Everything in the records except the pictures must be copied out exactly.

Start of Block

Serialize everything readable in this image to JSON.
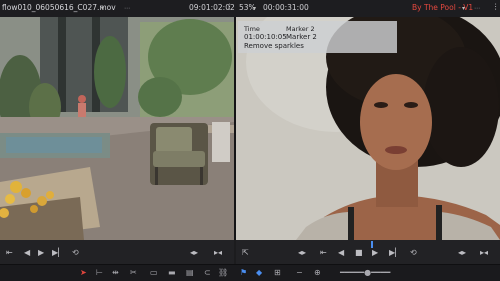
{
  "source_viewer": {
    "clip_name": "flow010_06050616_C027.mov",
    "timecode": "09:01:02:02"
  },
  "timeline_viewer": {
    "zoom": "53%",
    "timecode": "00:00:31:00",
    "timeline_name": "By The Pool - V1"
  },
  "marker_popup": {
    "time_header": "Time",
    "name_header": "Marker 2",
    "time_value": "01:00:10:05",
    "note": "Remove sparkles"
  },
  "colors": {
    "accent_red": "#e0453d",
    "playhead_blue": "#4a8ef0",
    "timeline_name_red": "#e4483f"
  },
  "icons": {
    "transport_left": [
      "in-point-icon",
      "step-back-icon",
      "play-icon",
      "step-forward-icon",
      "loop-icon"
    ],
    "transport_right": [
      "in-point-icon",
      "step-back-icon",
      "stop-icon",
      "play-icon",
      "step-forward-icon",
      "loop-icon"
    ],
    "toolbar": [
      "pointer-icon",
      "trim-icon",
      "dynamic-trim-icon",
      "blade-icon",
      "snapping-icon",
      "link-icon",
      "flag-icon",
      "marker-icon",
      "zoom-icon"
    ]
  }
}
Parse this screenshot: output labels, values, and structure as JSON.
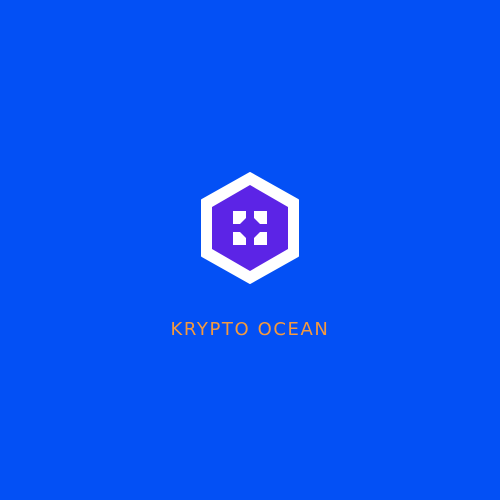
{
  "colors": {
    "background": "#0350F5",
    "hexagon_outer": "#FFFFFF",
    "hexagon_inner": "#5C24E6",
    "glyph": "#FFFFFF",
    "brand_text": "#F59A3E"
  },
  "logo": {
    "icon": "hexagon-emblem-icon",
    "glyph_icon": "four-petal-cross-icon"
  },
  "brand": {
    "name": "KRYPTO OCEAN"
  }
}
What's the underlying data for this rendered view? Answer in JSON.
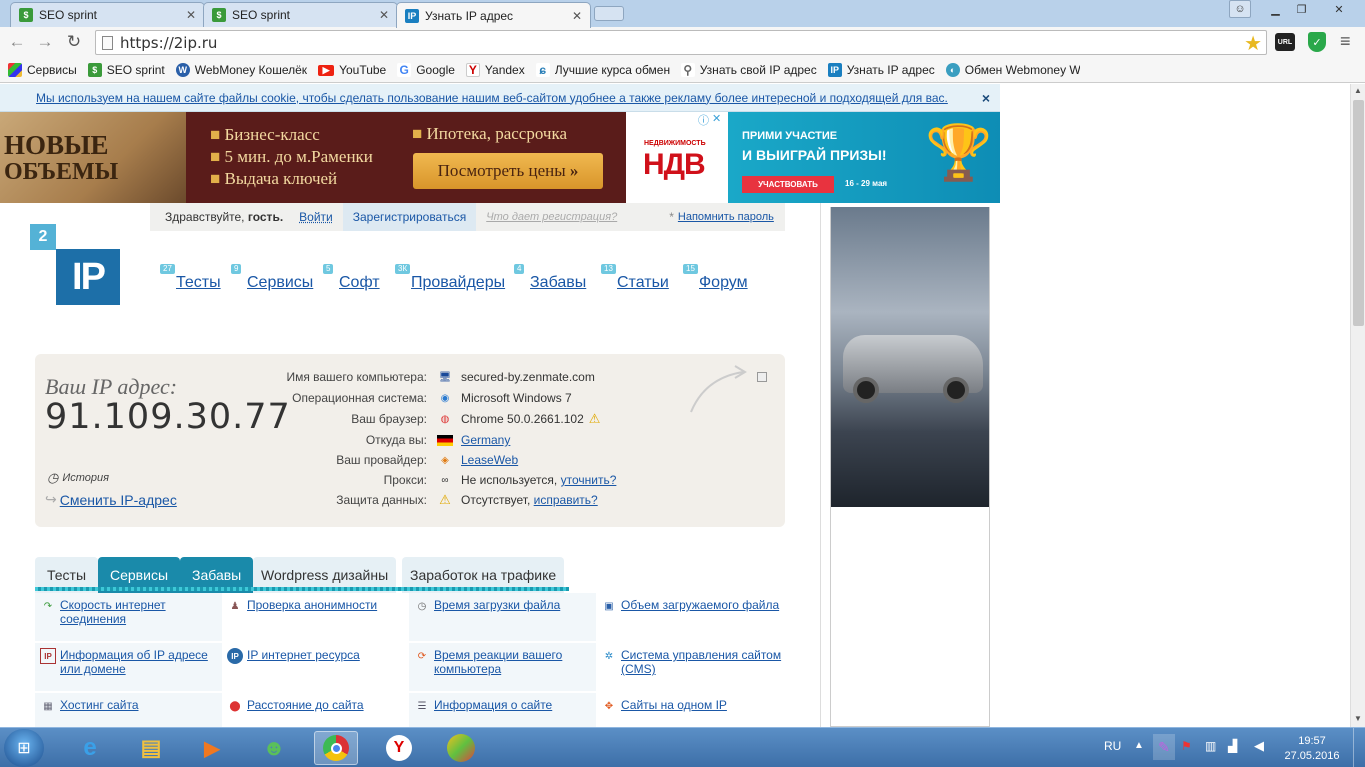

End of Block

RESULT OF THIS TASK =>
Serialize everything readable in this image to JSON.
{
  "source_viewer": {
    "clip_name": "flow010_06050616_C027.mov",
    "timecode": "09:01:02:02"
  },
  "timeline_viewer": {
    "zoom": "53%",
    "timecode": "00:00:31:00",
    "timeline_name": "By The Pool - V1"
  },
  "marker_popup": {
    "time_header": "Time",
    "name_header": "Marker 2",
    "time_value": "01:00:10:05",
    "note": "Remove sparkles"
  },
  "colors": {
    "accent_red": "#e0453d",
    "playhead_blue": "#4a8ef0",
    "timeline_name_red": "#e4483f"
  },
  "icons": {
    "transport_left": [
      "in-point-icon",
      "step-back-icon",
      "play-icon",
      "step-forward-icon",
      "loop-icon"
    ],
    "transport_right": [
      "in-point-icon",
      "step-back-icon",
      "stop-icon",
      "play-icon",
      "step-forward-icon",
      "loop-icon"
    ],
    "toolbar": [
      "pointer-icon",
      "trim-icon",
      "dynamic-trim-icon",
      "blade-icon",
      "snapping-icon",
      "link-icon",
      "flag-icon",
      "marker-icon",
      "zoom-icon"
    ]
  }
}
Parse this screenshot: output labels, values, and structure as JSON.
{
  "colors": {
    "background": "#0350F5",
    "hexagon_outer": "#FFFFFF",
    "hexagon_inner": "#5C24E6",
    "glyph": "#FFFFFF",
    "brand_text": "#F59A3E"
  },
  "logo": {
    "icon": "hexagon-emblem-icon",
    "glyph_icon": "four-petal-cross-icon"
  },
  "brand": {
    "name": "KRYPTO OCEAN"
  }
}
What's the underlying data for this rendered view? Answer in JSON.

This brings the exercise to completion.